Because You Want To Go to Trial

You might actually prefer trial, for one or more of the following reasons:

  • The defendant is simply too stingy to offer a fair settlement;
  • The availability of punitive damages;
  • The opportunity to persuade a sympathetic jury that you deserve more money than the defendant is willing to offer;
  • To set a legal precedent that might benefit you or others in the future;
  • To make a public example out of the defendant; or
  • You seek public vindication (if the defendant made false public accusations against you, for example).

Depending on the circumstances, there might be many other reasons why you might prefer a trial.

What the Trial Process Looks Like

The personal injury trial procedure includes the following seven steps:

  • Selecting the jury (voir dire),
  • Opening statements by both lawyers,
  • Witness testimony, examination, and cross-examination;
  • Submission of evidence;
  • Closing arguments by both lawyers;
  • Jury deliberations; and
  • The final verdict.

Appeal could be a further step, but most personal injury litigants do not take that step. Appeals courts don’t hold new trials; instead, they review documents. They usually uphold the decisions of trial courts on the reasoning that the trial court is better able to assess the credibility of witnesses, among other reasons. 

The most you can usually hope for is for the appeals court to send the case back to the trial court for a new trial.

Contact an Experienced San Antonio Personal Injury Lawyer

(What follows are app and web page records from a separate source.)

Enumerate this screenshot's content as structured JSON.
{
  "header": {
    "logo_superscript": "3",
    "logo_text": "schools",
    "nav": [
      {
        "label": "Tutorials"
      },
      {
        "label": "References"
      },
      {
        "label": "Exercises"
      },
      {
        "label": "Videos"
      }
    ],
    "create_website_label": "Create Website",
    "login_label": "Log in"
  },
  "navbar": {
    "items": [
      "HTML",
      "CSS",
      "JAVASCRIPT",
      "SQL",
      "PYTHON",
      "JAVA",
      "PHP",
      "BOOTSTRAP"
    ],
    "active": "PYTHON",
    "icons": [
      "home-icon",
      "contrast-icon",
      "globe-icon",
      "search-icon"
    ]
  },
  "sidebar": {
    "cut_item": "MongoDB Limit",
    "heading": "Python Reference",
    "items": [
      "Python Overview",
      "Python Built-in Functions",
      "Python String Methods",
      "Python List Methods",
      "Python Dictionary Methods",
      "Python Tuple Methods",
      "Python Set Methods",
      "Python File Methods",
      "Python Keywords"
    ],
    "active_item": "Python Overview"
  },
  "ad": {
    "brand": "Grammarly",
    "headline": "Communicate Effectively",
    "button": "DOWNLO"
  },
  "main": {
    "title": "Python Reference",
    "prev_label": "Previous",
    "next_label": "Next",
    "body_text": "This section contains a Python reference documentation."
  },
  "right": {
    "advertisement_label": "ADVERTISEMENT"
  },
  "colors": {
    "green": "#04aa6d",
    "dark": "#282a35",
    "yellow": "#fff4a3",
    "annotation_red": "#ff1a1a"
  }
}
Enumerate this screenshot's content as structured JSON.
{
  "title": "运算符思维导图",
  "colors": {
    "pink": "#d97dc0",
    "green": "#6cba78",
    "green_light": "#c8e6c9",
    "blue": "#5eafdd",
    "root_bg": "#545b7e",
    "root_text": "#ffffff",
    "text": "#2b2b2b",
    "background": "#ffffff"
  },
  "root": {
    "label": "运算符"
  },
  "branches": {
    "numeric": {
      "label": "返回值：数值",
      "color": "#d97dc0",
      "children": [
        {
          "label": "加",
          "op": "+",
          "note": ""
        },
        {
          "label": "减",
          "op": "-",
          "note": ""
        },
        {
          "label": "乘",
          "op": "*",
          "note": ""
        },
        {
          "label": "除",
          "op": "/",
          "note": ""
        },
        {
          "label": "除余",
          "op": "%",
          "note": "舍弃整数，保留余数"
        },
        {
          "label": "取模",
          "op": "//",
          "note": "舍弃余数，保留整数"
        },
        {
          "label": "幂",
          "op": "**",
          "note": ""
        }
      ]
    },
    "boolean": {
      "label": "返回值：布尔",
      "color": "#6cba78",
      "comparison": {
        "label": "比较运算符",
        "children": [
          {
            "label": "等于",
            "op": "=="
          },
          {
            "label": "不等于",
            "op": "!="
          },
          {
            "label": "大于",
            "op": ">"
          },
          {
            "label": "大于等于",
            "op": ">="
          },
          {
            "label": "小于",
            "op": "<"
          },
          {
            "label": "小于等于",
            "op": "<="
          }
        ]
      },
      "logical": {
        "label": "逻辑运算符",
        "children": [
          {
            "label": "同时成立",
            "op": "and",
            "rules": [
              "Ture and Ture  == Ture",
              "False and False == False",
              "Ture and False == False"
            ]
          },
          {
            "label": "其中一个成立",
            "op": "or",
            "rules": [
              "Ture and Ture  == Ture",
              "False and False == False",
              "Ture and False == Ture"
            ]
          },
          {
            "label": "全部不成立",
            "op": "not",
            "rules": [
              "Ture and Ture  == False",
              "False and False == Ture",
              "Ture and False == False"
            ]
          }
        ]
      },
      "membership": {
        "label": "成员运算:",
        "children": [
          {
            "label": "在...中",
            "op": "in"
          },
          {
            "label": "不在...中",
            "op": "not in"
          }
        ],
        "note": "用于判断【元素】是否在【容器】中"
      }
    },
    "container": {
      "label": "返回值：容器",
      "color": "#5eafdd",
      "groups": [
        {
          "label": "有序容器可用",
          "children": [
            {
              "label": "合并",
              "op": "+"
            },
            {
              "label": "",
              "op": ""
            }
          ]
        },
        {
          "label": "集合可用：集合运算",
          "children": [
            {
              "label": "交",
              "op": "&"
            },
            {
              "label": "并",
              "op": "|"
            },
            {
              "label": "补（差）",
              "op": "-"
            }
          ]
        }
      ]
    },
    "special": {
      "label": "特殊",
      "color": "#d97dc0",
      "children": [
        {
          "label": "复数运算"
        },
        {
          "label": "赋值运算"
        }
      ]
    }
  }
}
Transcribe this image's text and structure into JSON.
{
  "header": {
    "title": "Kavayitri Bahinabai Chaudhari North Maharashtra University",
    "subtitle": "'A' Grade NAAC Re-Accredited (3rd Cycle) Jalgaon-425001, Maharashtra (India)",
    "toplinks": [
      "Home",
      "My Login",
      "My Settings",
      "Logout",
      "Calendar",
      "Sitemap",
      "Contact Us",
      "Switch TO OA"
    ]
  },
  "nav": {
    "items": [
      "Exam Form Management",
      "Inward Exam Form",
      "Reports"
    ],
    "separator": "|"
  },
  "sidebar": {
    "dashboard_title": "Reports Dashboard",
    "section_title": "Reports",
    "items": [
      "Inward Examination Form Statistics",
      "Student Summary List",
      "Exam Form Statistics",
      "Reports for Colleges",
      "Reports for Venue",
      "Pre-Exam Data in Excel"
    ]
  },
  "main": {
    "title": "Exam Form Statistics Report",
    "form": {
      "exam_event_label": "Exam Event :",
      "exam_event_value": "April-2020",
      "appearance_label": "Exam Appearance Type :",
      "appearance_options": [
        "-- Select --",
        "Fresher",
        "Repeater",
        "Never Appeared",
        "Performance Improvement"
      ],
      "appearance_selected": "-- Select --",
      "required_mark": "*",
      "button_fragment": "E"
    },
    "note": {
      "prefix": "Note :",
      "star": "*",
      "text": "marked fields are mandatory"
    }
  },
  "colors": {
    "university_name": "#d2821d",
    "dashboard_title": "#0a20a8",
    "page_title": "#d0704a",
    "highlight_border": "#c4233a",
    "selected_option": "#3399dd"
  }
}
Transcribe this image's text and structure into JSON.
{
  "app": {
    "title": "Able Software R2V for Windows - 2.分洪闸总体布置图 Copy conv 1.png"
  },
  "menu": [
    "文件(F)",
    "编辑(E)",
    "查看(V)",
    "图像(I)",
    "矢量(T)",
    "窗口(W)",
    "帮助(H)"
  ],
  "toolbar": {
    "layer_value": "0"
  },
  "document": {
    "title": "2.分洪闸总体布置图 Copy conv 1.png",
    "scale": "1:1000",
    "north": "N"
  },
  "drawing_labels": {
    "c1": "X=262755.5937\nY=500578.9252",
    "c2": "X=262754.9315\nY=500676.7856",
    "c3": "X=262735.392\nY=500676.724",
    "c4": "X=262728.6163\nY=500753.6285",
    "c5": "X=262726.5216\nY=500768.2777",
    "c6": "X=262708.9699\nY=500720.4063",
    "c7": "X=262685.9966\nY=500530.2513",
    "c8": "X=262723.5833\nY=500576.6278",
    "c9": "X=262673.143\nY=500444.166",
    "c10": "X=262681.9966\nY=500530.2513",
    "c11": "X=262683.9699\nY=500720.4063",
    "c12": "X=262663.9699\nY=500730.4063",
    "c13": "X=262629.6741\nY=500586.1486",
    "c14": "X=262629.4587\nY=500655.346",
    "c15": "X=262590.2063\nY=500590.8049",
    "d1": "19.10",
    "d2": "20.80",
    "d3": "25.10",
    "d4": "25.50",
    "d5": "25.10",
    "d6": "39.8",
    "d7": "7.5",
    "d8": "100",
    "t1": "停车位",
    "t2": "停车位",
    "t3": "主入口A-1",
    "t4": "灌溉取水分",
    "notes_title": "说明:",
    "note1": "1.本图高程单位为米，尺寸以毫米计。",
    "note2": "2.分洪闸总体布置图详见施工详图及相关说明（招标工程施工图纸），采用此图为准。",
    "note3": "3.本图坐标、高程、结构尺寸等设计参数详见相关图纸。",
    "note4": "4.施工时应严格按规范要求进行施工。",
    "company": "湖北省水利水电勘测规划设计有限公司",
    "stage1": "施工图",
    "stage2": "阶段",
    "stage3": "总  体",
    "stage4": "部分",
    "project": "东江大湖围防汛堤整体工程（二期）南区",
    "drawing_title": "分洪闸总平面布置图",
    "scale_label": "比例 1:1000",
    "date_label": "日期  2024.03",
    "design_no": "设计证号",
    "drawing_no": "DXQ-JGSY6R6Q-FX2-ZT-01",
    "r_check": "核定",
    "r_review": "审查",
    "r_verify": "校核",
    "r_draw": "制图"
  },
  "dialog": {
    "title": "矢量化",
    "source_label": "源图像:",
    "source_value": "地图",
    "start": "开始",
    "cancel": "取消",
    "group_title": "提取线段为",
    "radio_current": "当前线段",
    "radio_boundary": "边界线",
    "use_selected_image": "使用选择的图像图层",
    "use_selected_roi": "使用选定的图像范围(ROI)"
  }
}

If you believe you might have a valid claim, don’t hesitate to schedule a free consultation with an experienced San Antonio personal injury lawyer from George Salinas Injury Lawyers at (210) 225-0909. Your lawyer should have successful trial experience but be willing to settle if the defendant offers a fair deal.